WORK TO BE COMPLETED:
Copy the data that appears below exactly. Drop the pictures.

-------- LISTED RECORDS --------

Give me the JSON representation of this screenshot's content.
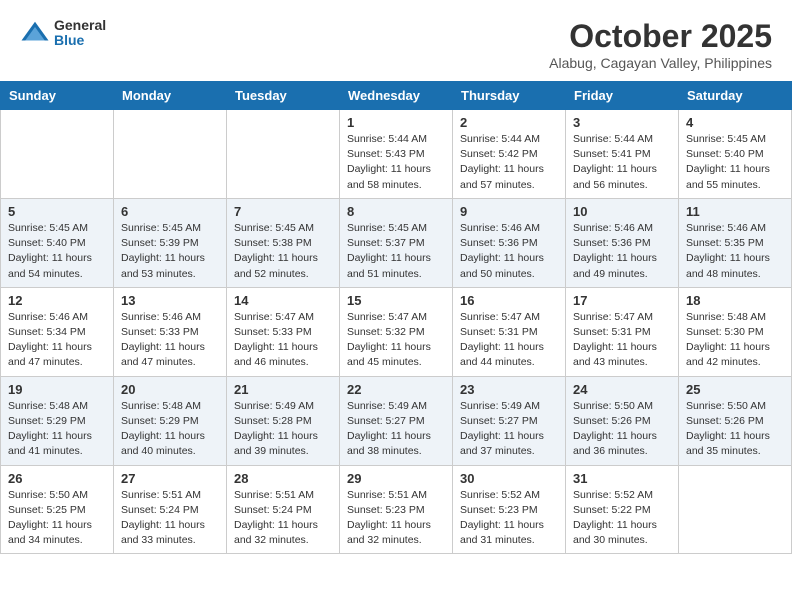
{
  "header": {
    "logo_general": "General",
    "logo_blue": "Blue",
    "month_title": "October 2025",
    "location": "Alabug, Cagayan Valley, Philippines"
  },
  "weekdays": [
    "Sunday",
    "Monday",
    "Tuesday",
    "Wednesday",
    "Thursday",
    "Friday",
    "Saturday"
  ],
  "weeks": [
    [
      {
        "day": "",
        "info": ""
      },
      {
        "day": "",
        "info": ""
      },
      {
        "day": "",
        "info": ""
      },
      {
        "day": "1",
        "info": "Sunrise: 5:44 AM\nSunset: 5:43 PM\nDaylight: 11 hours\nand 58 minutes."
      },
      {
        "day": "2",
        "info": "Sunrise: 5:44 AM\nSunset: 5:42 PM\nDaylight: 11 hours\nand 57 minutes."
      },
      {
        "day": "3",
        "info": "Sunrise: 5:44 AM\nSunset: 5:41 PM\nDaylight: 11 hours\nand 56 minutes."
      },
      {
        "day": "4",
        "info": "Sunrise: 5:45 AM\nSunset: 5:40 PM\nDaylight: 11 hours\nand 55 minutes."
      }
    ],
    [
      {
        "day": "5",
        "info": "Sunrise: 5:45 AM\nSunset: 5:40 PM\nDaylight: 11 hours\nand 54 minutes."
      },
      {
        "day": "6",
        "info": "Sunrise: 5:45 AM\nSunset: 5:39 PM\nDaylight: 11 hours\nand 53 minutes."
      },
      {
        "day": "7",
        "info": "Sunrise: 5:45 AM\nSunset: 5:38 PM\nDaylight: 11 hours\nand 52 minutes."
      },
      {
        "day": "8",
        "info": "Sunrise: 5:45 AM\nSunset: 5:37 PM\nDaylight: 11 hours\nand 51 minutes."
      },
      {
        "day": "9",
        "info": "Sunrise: 5:46 AM\nSunset: 5:36 PM\nDaylight: 11 hours\nand 50 minutes."
      },
      {
        "day": "10",
        "info": "Sunrise: 5:46 AM\nSunset: 5:36 PM\nDaylight: 11 hours\nand 49 minutes."
      },
      {
        "day": "11",
        "info": "Sunrise: 5:46 AM\nSunset: 5:35 PM\nDaylight: 11 hours\nand 48 minutes."
      }
    ],
    [
      {
        "day": "12",
        "info": "Sunrise: 5:46 AM\nSunset: 5:34 PM\nDaylight: 11 hours\nand 47 minutes."
      },
      {
        "day": "13",
        "info": "Sunrise: 5:46 AM\nSunset: 5:33 PM\nDaylight: 11 hours\nand 47 minutes."
      },
      {
        "day": "14",
        "info": "Sunrise: 5:47 AM\nSunset: 5:33 PM\nDaylight: 11 hours\nand 46 minutes."
      },
      {
        "day": "15",
        "info": "Sunrise: 5:47 AM\nSunset: 5:32 PM\nDaylight: 11 hours\nand 45 minutes."
      },
      {
        "day": "16",
        "info": "Sunrise: 5:47 AM\nSunset: 5:31 PM\nDaylight: 11 hours\nand 44 minutes."
      },
      {
        "day": "17",
        "info": "Sunrise: 5:47 AM\nSunset: 5:31 PM\nDaylight: 11 hours\nand 43 minutes."
      },
      {
        "day": "18",
        "info": "Sunrise: 5:48 AM\nSunset: 5:30 PM\nDaylight: 11 hours\nand 42 minutes."
      }
    ],
    [
      {
        "day": "19",
        "info": "Sunrise: 5:48 AM\nSunset: 5:29 PM\nDaylight: 11 hours\nand 41 minutes."
      },
      {
        "day": "20",
        "info": "Sunrise: 5:48 AM\nSunset: 5:29 PM\nDaylight: 11 hours\nand 40 minutes."
      },
      {
        "day": "21",
        "info": "Sunrise: 5:49 AM\nSunset: 5:28 PM\nDaylight: 11 hours\nand 39 minutes."
      },
      {
        "day": "22",
        "info": "Sunrise: 5:49 AM\nSunset: 5:27 PM\nDaylight: 11 hours\nand 38 minutes."
      },
      {
        "day": "23",
        "info": "Sunrise: 5:49 AM\nSunset: 5:27 PM\nDaylight: 11 hours\nand 37 minutes."
      },
      {
        "day": "24",
        "info": "Sunrise: 5:50 AM\nSunset: 5:26 PM\nDaylight: 11 hours\nand 36 minutes."
      },
      {
        "day": "25",
        "info": "Sunrise: 5:50 AM\nSunset: 5:26 PM\nDaylight: 11 hours\nand 35 minutes."
      }
    ],
    [
      {
        "day": "26",
        "info": "Sunrise: 5:50 AM\nSunset: 5:25 PM\nDaylight: 11 hours\nand 34 minutes."
      },
      {
        "day": "27",
        "info": "Sunrise: 5:51 AM\nSunset: 5:24 PM\nDaylight: 11 hours\nand 33 minutes."
      },
      {
        "day": "28",
        "info": "Sunrise: 5:51 AM\nSunset: 5:24 PM\nDaylight: 11 hours\nand 32 minutes."
      },
      {
        "day": "29",
        "info": "Sunrise: 5:51 AM\nSunset: 5:23 PM\nDaylight: 11 hours\nand 32 minutes."
      },
      {
        "day": "30",
        "info": "Sunrise: 5:52 AM\nSunset: 5:23 PM\nDaylight: 11 hours\nand 31 minutes."
      },
      {
        "day": "31",
        "info": "Sunrise: 5:52 AM\nSunset: 5:22 PM\nDaylight: 11 hours\nand 30 minutes."
      },
      {
        "day": "",
        "info": ""
      }
    ]
  ]
}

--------

TASK SOLUTION:
Give me the JSON representation of this screenshot's content.
{
  "header": {
    "logo_general": "General",
    "logo_blue": "Blue",
    "month_title": "October 2025",
    "location": "Alabug, Cagayan Valley, Philippines"
  },
  "weekdays": [
    "Sunday",
    "Monday",
    "Tuesday",
    "Wednesday",
    "Thursday",
    "Friday",
    "Saturday"
  ],
  "weeks": [
    [
      {
        "day": "",
        "info": ""
      },
      {
        "day": "",
        "info": ""
      },
      {
        "day": "",
        "info": ""
      },
      {
        "day": "1",
        "info": "Sunrise: 5:44 AM\nSunset: 5:43 PM\nDaylight: 11 hours\nand 58 minutes."
      },
      {
        "day": "2",
        "info": "Sunrise: 5:44 AM\nSunset: 5:42 PM\nDaylight: 11 hours\nand 57 minutes."
      },
      {
        "day": "3",
        "info": "Sunrise: 5:44 AM\nSunset: 5:41 PM\nDaylight: 11 hours\nand 56 minutes."
      },
      {
        "day": "4",
        "info": "Sunrise: 5:45 AM\nSunset: 5:40 PM\nDaylight: 11 hours\nand 55 minutes."
      }
    ],
    [
      {
        "day": "5",
        "info": "Sunrise: 5:45 AM\nSunset: 5:40 PM\nDaylight: 11 hours\nand 54 minutes."
      },
      {
        "day": "6",
        "info": "Sunrise: 5:45 AM\nSunset: 5:39 PM\nDaylight: 11 hours\nand 53 minutes."
      },
      {
        "day": "7",
        "info": "Sunrise: 5:45 AM\nSunset: 5:38 PM\nDaylight: 11 hours\nand 52 minutes."
      },
      {
        "day": "8",
        "info": "Sunrise: 5:45 AM\nSunset: 5:37 PM\nDaylight: 11 hours\nand 51 minutes."
      },
      {
        "day": "9",
        "info": "Sunrise: 5:46 AM\nSunset: 5:36 PM\nDaylight: 11 hours\nand 50 minutes."
      },
      {
        "day": "10",
        "info": "Sunrise: 5:46 AM\nSunset: 5:36 PM\nDaylight: 11 hours\nand 49 minutes."
      },
      {
        "day": "11",
        "info": "Sunrise: 5:46 AM\nSunset: 5:35 PM\nDaylight: 11 hours\nand 48 minutes."
      }
    ],
    [
      {
        "day": "12",
        "info": "Sunrise: 5:46 AM\nSunset: 5:34 PM\nDaylight: 11 hours\nand 47 minutes."
      },
      {
        "day": "13",
        "info": "Sunrise: 5:46 AM\nSunset: 5:33 PM\nDaylight: 11 hours\nand 47 minutes."
      },
      {
        "day": "14",
        "info": "Sunrise: 5:47 AM\nSunset: 5:33 PM\nDaylight: 11 hours\nand 46 minutes."
      },
      {
        "day": "15",
        "info": "Sunrise: 5:47 AM\nSunset: 5:32 PM\nDaylight: 11 hours\nand 45 minutes."
      },
      {
        "day": "16",
        "info": "Sunrise: 5:47 AM\nSunset: 5:31 PM\nDaylight: 11 hours\nand 44 minutes."
      },
      {
        "day": "17",
        "info": "Sunrise: 5:47 AM\nSunset: 5:31 PM\nDaylight: 11 hours\nand 43 minutes."
      },
      {
        "day": "18",
        "info": "Sunrise: 5:48 AM\nSunset: 5:30 PM\nDaylight: 11 hours\nand 42 minutes."
      }
    ],
    [
      {
        "day": "19",
        "info": "Sunrise: 5:48 AM\nSunset: 5:29 PM\nDaylight: 11 hours\nand 41 minutes."
      },
      {
        "day": "20",
        "info": "Sunrise: 5:48 AM\nSunset: 5:29 PM\nDaylight: 11 hours\nand 40 minutes."
      },
      {
        "day": "21",
        "info": "Sunrise: 5:49 AM\nSunset: 5:28 PM\nDaylight: 11 hours\nand 39 minutes."
      },
      {
        "day": "22",
        "info": "Sunrise: 5:49 AM\nSunset: 5:27 PM\nDaylight: 11 hours\nand 38 minutes."
      },
      {
        "day": "23",
        "info": "Sunrise: 5:49 AM\nSunset: 5:27 PM\nDaylight: 11 hours\nand 37 minutes."
      },
      {
        "day": "24",
        "info": "Sunrise: 5:50 AM\nSunset: 5:26 PM\nDaylight: 11 hours\nand 36 minutes."
      },
      {
        "day": "25",
        "info": "Sunrise: 5:50 AM\nSunset: 5:26 PM\nDaylight: 11 hours\nand 35 minutes."
      }
    ],
    [
      {
        "day": "26",
        "info": "Sunrise: 5:50 AM\nSunset: 5:25 PM\nDaylight: 11 hours\nand 34 minutes."
      },
      {
        "day": "27",
        "info": "Sunrise: 5:51 AM\nSunset: 5:24 PM\nDaylight: 11 hours\nand 33 minutes."
      },
      {
        "day": "28",
        "info": "Sunrise: 5:51 AM\nSunset: 5:24 PM\nDaylight: 11 hours\nand 32 minutes."
      },
      {
        "day": "29",
        "info": "Sunrise: 5:51 AM\nSunset: 5:23 PM\nDaylight: 11 hours\nand 32 minutes."
      },
      {
        "day": "30",
        "info": "Sunrise: 5:52 AM\nSunset: 5:23 PM\nDaylight: 11 hours\nand 31 minutes."
      },
      {
        "day": "31",
        "info": "Sunrise: 5:52 AM\nSunset: 5:22 PM\nDaylight: 11 hours\nand 30 minutes."
      },
      {
        "day": "",
        "info": ""
      }
    ]
  ]
}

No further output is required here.